I know I said the last post would be the final nostalgic / retrospective story, but I lied. The overall plan to return to a normal service is still underway and whats been written for future updates does indeed reflect this, just think of this as a one time special to get some different content off my chest.
For as long as I can remember explorers have joked, discussed and cried themselves to sleep over the possibility the Post Office Railway could be explored. Those keen to attempt entry desperately clawed at every scrap of information like a starving hobo snacking on bread crumbs. Just the idea of access, let alone the task of traversing the line seemed fraught with impossible obstacles and doubt.
So our target for the afternoon was Middleton Mine, the only underground Limestone mine in the UK. Middleton is split over three levels and stretches for more than 22 miles under the hills. The mine closed in 2001 and it has been estimated that during its operational time roughly 16 million tonnes of limestone had been removed.
Clapham North Deep Level. Yawn, it was stripped bare and had no character like its southern counterpart. Go look at that instead.
In a way you could call this part three of our adventure into the Parisian necropolis. Sure, its not technically in Paris. Or France, but Belgium is kind of close, isn’t it?

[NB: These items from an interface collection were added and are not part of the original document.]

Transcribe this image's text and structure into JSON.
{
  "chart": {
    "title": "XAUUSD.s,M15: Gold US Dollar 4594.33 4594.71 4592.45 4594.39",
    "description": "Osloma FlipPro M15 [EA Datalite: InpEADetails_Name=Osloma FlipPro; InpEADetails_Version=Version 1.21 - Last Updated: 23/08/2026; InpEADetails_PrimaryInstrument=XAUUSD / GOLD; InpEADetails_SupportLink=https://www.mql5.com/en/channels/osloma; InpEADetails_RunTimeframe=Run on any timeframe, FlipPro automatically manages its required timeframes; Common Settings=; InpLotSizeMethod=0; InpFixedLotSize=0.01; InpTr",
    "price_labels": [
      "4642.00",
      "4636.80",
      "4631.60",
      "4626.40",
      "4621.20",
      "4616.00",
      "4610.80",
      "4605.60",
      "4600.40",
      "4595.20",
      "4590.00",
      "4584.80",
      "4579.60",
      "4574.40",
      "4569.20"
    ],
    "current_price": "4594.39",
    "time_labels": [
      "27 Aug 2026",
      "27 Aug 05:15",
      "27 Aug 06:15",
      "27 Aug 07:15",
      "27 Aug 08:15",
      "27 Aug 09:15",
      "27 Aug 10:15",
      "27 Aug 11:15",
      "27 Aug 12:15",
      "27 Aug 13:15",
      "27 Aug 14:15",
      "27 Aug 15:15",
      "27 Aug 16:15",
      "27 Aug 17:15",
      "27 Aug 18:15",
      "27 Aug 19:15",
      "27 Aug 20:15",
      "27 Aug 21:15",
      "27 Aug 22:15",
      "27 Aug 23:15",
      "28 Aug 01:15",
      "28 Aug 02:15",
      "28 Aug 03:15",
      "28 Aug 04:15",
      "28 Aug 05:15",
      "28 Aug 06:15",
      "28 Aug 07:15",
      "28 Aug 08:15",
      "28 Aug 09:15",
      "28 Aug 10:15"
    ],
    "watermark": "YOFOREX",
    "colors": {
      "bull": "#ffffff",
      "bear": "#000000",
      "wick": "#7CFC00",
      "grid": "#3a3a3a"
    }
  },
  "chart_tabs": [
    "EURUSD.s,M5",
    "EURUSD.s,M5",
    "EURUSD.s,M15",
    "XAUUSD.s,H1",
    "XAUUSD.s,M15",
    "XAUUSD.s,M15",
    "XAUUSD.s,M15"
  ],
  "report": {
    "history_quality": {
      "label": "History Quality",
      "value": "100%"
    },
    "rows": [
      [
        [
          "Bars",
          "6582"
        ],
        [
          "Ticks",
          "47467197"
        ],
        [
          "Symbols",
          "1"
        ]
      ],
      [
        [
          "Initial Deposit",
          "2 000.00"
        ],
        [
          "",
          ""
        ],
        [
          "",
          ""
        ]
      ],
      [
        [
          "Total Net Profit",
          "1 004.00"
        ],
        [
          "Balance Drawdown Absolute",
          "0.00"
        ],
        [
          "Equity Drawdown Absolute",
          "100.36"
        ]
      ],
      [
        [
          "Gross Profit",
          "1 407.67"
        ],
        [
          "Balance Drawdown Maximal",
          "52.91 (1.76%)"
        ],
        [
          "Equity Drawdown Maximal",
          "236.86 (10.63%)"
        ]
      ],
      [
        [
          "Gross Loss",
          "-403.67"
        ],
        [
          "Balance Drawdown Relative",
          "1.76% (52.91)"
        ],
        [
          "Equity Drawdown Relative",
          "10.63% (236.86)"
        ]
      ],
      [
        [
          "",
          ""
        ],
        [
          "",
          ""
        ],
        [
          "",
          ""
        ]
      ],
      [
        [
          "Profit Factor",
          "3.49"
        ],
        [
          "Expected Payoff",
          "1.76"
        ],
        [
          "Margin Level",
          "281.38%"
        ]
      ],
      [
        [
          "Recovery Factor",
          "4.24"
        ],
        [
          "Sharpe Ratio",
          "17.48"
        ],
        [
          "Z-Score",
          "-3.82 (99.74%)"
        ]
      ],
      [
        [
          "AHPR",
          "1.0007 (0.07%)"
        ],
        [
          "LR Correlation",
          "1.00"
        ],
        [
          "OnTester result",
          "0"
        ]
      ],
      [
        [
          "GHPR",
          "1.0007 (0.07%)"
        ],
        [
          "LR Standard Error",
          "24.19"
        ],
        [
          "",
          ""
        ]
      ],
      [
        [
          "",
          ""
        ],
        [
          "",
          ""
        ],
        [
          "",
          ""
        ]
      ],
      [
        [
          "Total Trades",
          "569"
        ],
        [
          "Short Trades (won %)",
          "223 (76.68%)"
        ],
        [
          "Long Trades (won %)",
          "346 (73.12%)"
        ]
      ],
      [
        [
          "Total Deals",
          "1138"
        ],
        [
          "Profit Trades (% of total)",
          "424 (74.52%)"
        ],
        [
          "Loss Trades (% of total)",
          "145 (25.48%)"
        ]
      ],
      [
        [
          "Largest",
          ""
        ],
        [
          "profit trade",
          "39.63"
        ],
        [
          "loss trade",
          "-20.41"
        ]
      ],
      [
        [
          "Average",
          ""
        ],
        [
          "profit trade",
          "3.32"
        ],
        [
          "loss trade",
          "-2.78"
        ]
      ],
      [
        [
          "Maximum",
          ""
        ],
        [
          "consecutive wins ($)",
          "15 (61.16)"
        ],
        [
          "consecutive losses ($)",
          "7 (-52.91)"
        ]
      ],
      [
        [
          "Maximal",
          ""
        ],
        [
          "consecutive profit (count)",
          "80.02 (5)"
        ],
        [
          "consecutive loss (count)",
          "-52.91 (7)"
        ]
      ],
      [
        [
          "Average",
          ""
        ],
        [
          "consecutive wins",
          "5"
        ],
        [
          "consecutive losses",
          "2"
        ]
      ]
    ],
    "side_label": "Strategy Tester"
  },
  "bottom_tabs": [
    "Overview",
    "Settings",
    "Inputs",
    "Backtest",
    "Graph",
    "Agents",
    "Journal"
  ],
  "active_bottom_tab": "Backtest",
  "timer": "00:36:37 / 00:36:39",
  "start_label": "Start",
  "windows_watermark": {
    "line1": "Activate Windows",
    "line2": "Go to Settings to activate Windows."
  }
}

After saying farewell to the brummies we headed to derbyshire to take a look at one of Dweebs recommendations. Draycott mine. As far as I am aware this was originally a train tunnel which had to be closed due to a cave in near the north entrance. A mining firm saw this as an opportunity and purchased the tunnel from the rail network. They then proceeded to sink audits and new faces off the side of the train tunnel and thus a new mine was formed.